A Manchester trolleybus saved from the scrapyard in 1966 is still going strong more than 50 years later.
Fifty years ago the Denton Reporter revealed how an enterprising teenage trio clubbed together £40 to buy the red bus which had run on overhead electric cables from the city centre to Ashton, Audenshaw, Denton and Haughton Green.
The 11th hour rescue by 18-year-old Martin Ford, of Granada Road, Denton, and two friends from Sheffield, Dennis Vickers and James Widdowson, turned out to be the first stage of a long journey to its ultimate retirement destination.

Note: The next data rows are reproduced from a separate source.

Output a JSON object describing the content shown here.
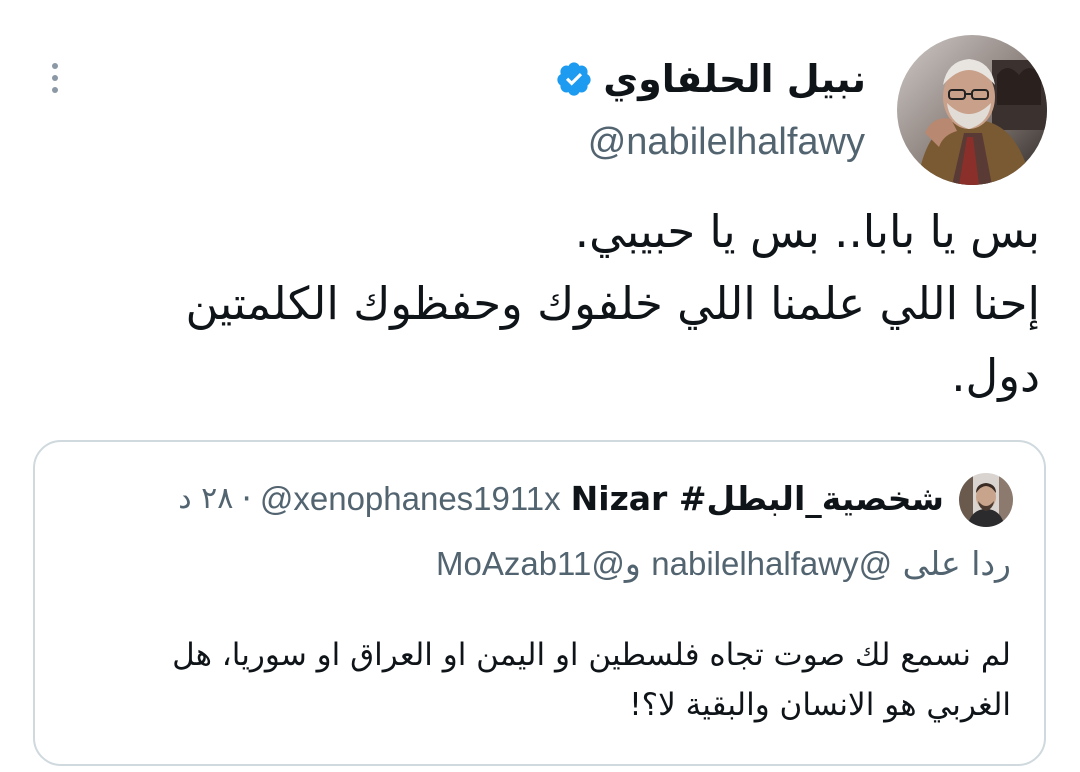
{
  "tweet": {
    "author": {
      "display_name": "نبيل الحلفاوي",
      "handle": "@nabilelhalfawy",
      "verified": true,
      "avatar_icon": "profile-photo"
    },
    "more_icon": "more-vertical-icon",
    "text_lines": [
      "بس يا بابا.. بس يا حبيبي.",
      "إحنا اللي علمنا اللي خلفوك وحفظوك الكلمتين",
      "دول."
    ]
  },
  "quote": {
    "author": {
      "display_name": "شخصية_البطل# Nizar",
      "handle": "@xenophanes1911x",
      "separator": "·",
      "time": "٢٨ د",
      "avatar_icon": "profile-photo"
    },
    "reply_to": {
      "label": "ردا على",
      "mention_1": "@nabilelhalfawy",
      "joiner": "و",
      "mention_2": "@MoAzab11"
    },
    "text_lines": [
      "لم نسمع لك صوت تجاه فلسطين او اليمن او العراق او سوريا،  هل",
      "الغربي هو الانسان والبقية لا؟!"
    ]
  },
  "colors": {
    "text_primary": "#0f1419",
    "text_secondary": "#536471",
    "verified_blue": "#1d9bf0",
    "border": "#cfd9de"
  }
}
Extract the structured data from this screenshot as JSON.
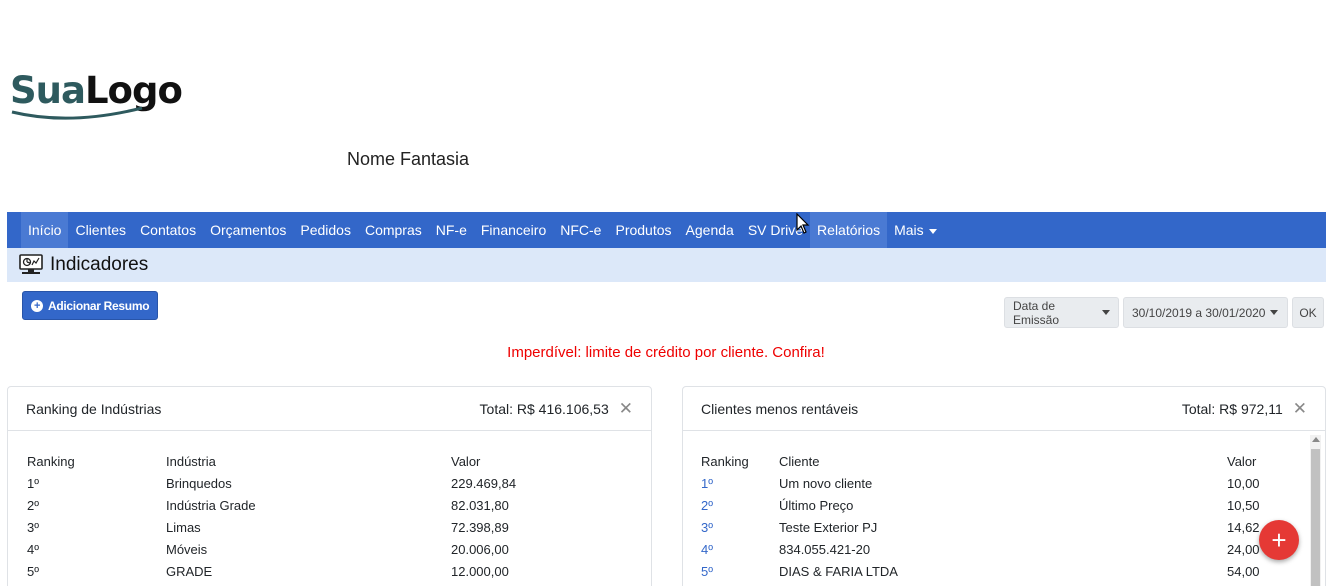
{
  "logo": {
    "part1": "Sua",
    "part2": "Logo"
  },
  "company": {
    "fantasy_name": "Nome Fantasia"
  },
  "nav": {
    "items": [
      {
        "label": "Início"
      },
      {
        "label": "Clientes"
      },
      {
        "label": "Contatos"
      },
      {
        "label": "Orçamentos"
      },
      {
        "label": "Pedidos"
      },
      {
        "label": "Compras"
      },
      {
        "label": "NF-e"
      },
      {
        "label": "Financeiro"
      },
      {
        "label": "NFC-e"
      },
      {
        "label": "Produtos"
      },
      {
        "label": "Agenda"
      },
      {
        "label": "SV Drive"
      },
      {
        "label": "Relatórios"
      },
      {
        "label": "Mais"
      }
    ]
  },
  "page": {
    "title": "Indicadores"
  },
  "toolbar": {
    "add_summary_label": "Adicionar Resumo",
    "date_type": "Data de Emissão",
    "date_range": "30/10/2019 a 30/01/2020",
    "ok_label": "OK"
  },
  "promo": {
    "text": "Imperdível: limite de crédito por cliente. Confira!"
  },
  "cards": {
    "industries": {
      "title": "Ranking de Indústrias",
      "total": "Total: R$ 416.106,53",
      "headers": {
        "rank": "Ranking",
        "name": "Indústria",
        "value": "Valor"
      },
      "rows": [
        {
          "rank": "1º",
          "name": "Brinquedos",
          "value": "229.469,84"
        },
        {
          "rank": "2º",
          "name": "Indústria Grade",
          "value": "82.031,80"
        },
        {
          "rank": "3º",
          "name": "Limas",
          "value": "72.398,89"
        },
        {
          "rank": "4º",
          "name": "Móveis",
          "value": "20.006,00"
        },
        {
          "rank": "5º",
          "name": "GRADE",
          "value": "12.000,00"
        }
      ]
    },
    "clients": {
      "title": "Clientes menos rentáveis",
      "total": "Total: R$ 972,11",
      "headers": {
        "rank": "Ranking",
        "name": "Cliente",
        "value": "Valor"
      },
      "rows": [
        {
          "rank": "1º",
          "name": "Um novo cliente",
          "value": "10,00"
        },
        {
          "rank": "2º",
          "name": "Último Preço",
          "value": "10,50"
        },
        {
          "rank": "3º",
          "name": "Teste Exterior PJ",
          "value": "14,62"
        },
        {
          "rank": "4º",
          "name": "834.055.421-20",
          "value": "24,00"
        },
        {
          "rank": "5º",
          "name": "DIAS & FARIA LTDA",
          "value": "54,00"
        }
      ]
    }
  },
  "colors": {
    "primary": "#3367c9",
    "subheader": "#dce8f9",
    "alert": "#e00000",
    "fab": "#e53935"
  },
  "icons": {
    "indicators": "monitor-chart-icon",
    "add": "plus-circle-icon",
    "close": "close-icon",
    "fab": "plus-icon"
  }
}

Having formed the Manchester Trolleybus Preservation Society, they arranged for the bus to be towed from the Hyde Road depot in Ardwick to a haulage contractor’s yard on Manchester Road, Hyde, until a permanent home could be found.
After revisiting the 1966 Reporter story on our Nostalgia page in February, we had asked the question of what had happened to ‘fleet number 1344’ after the lads’ sterling efforts to restore the bus to its former glory.
Now a photo by David Potts from the Tameside Transport Collection Facebook group confirmed that the story had a happy ending.
‘Number 1344’ is very much still going at the Trolleybus Museum, Sandtoft, near Doncaster.
Built in 1955, it was one of the last trolleybuses bought by Manchester Corporation. Less than a decade later it was among the first to be taken out of service.
The museum’s website reveals that the society managed to secure a covered space at the Oldham Corporation depot for the bus which was moved there in March 1966.
“Whilst there, the MTPS members were able to keep 1344’s paintwork in good condition and special ‘last day’ posters were applied so she could be used on the final day of the Manchester system - December 31, 1966. Indeed, 1344 was to be the very last trolleybus to operate in Manchester, driven by Samuel Ford, Martin’s father.”
The following year, a merger with another society saw the bus rehoused to Belton, Lincolnshire, until 1973 when it was transferred to the museum in Sandtoft.
Fast forward to 2011, following an extensive restoration 1344 was recommissioned back into regular service at the museum where it continues to operate.